Another solid option for a larger set, Samsung’s Class Crystal TVs feature the company’s Crystal 4K processor, which is focused on delivering solid image quality at a budget price. It doesn’t have Dolby Vision or quantum dots, so in general we’d recommend the Vizio M-series over this model. But, Samsung’s hardware does look a bit nicer, so it may be a better option if you value aesthetics over function.
Must-have streaming accessories
Chromecast with Google TV
If you’re a heavy Google user, there’s no better streaming device than the Chromecast with Google TV. Unlike previous versions of Google’s puck, it has an interface of its own, along with a suite of streaming apps to choose from. And yes, you can still cast video from Android devices or the Chrome browser. The Chromecast is a great option if you’re buying a cheaper TV, though be sure to check if your set already has Chromecast streaming built-in.
Roku Streaming Stick+
If you already have an older TV, or you just want something a bit zippier than your set’s onboard apps, Roku’s Streaming Stick+ is worth snapping up. It’s just $50 (and often less), supports 4K/HDR, and it gives you access to Roku’s entire app library. Best of all, though, it’s so tiny you can easily bring it along when you’re traveling. The Streaming Stick+ also supports Apple AirPlay, giving you a way to cast video from iOS devices and Macs.
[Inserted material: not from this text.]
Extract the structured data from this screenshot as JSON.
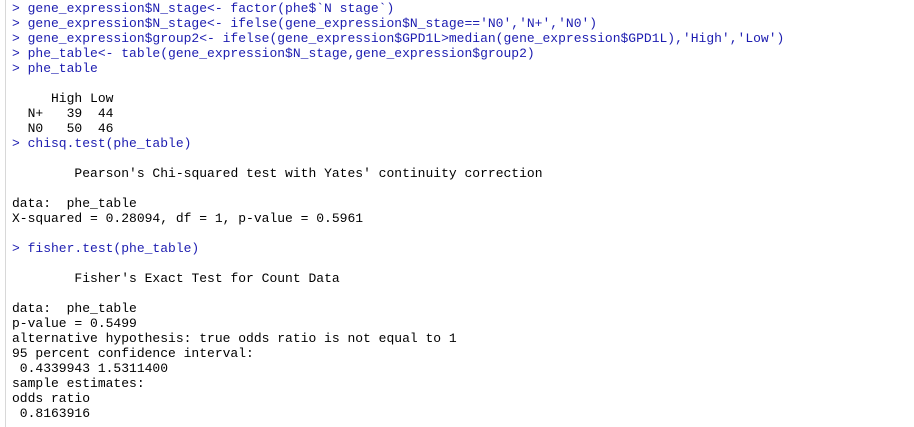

Roku’s bundled voice remote also makes it easy to search for things to watch without pecking away at a keyboard.
The Streambar is an unusual device. It’s both a decent soundbar and a media streaming box. That’s just so Roku. Honestly, if you’re picking up a TV, you should really consider a soundbar of some kind (we have a whole guide dedicated to that). But we’re recommending the Streambar here because it’s a relatively simple and inexpensive solution that solves two common pain points: Getting streaming apps and better sound. It’s also a nice thing to have around to play a bit of music when you’re not watching anything. (For even bigger sound, consider the slightly more expensive Streambar Pro.)